[INPUT]
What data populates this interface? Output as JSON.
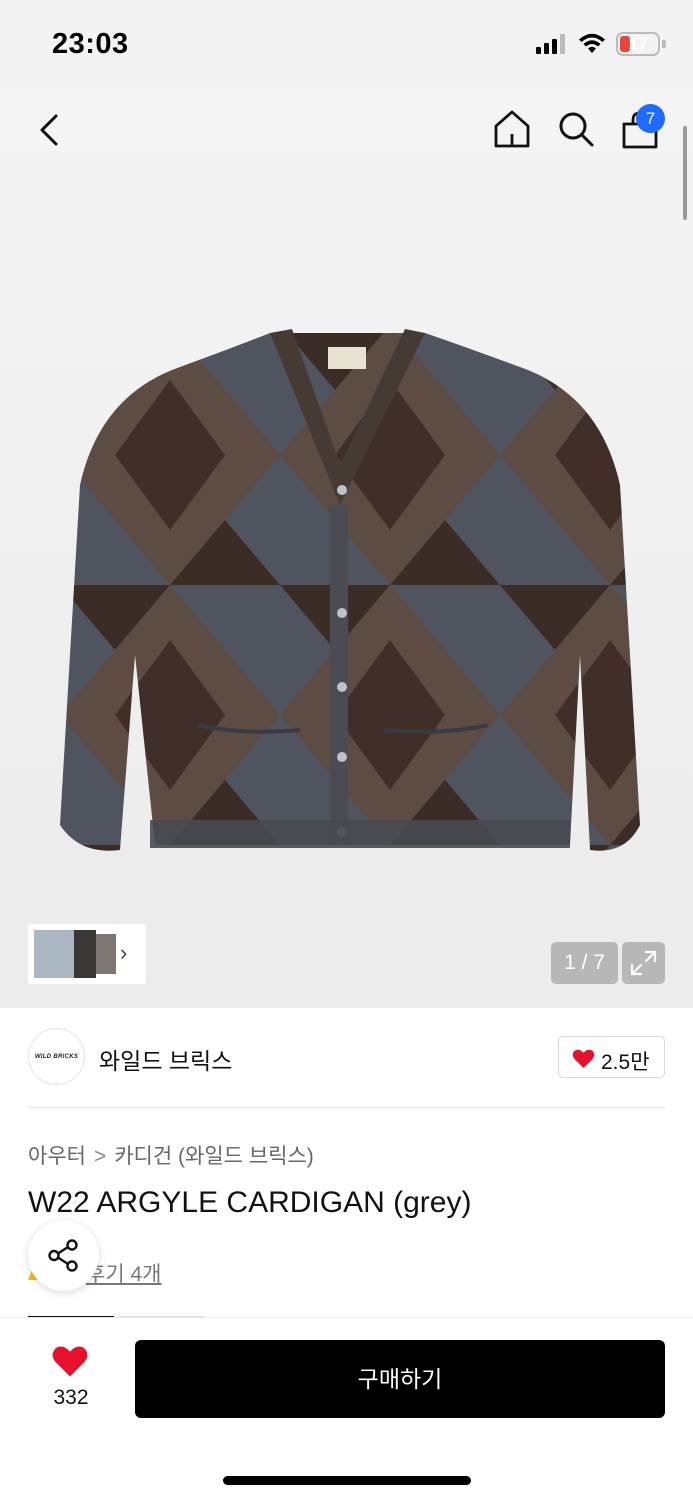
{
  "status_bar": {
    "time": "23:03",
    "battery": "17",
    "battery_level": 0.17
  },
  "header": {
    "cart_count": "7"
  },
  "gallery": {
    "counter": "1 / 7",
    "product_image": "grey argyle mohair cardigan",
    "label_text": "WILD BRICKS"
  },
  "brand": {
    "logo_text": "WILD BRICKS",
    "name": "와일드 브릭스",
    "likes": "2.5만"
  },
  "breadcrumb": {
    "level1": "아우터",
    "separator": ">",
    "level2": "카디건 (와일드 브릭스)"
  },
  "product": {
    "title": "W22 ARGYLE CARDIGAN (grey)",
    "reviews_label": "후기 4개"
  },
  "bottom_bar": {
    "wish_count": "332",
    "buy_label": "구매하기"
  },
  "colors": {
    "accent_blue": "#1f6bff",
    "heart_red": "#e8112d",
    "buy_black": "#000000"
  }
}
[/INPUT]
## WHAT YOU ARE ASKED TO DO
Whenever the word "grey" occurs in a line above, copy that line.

## ANSWER SECTION
    "product_image": "grey argyle mohair cardigan",
    "title": "W22 ARGYLE CARDIGAN (grey)",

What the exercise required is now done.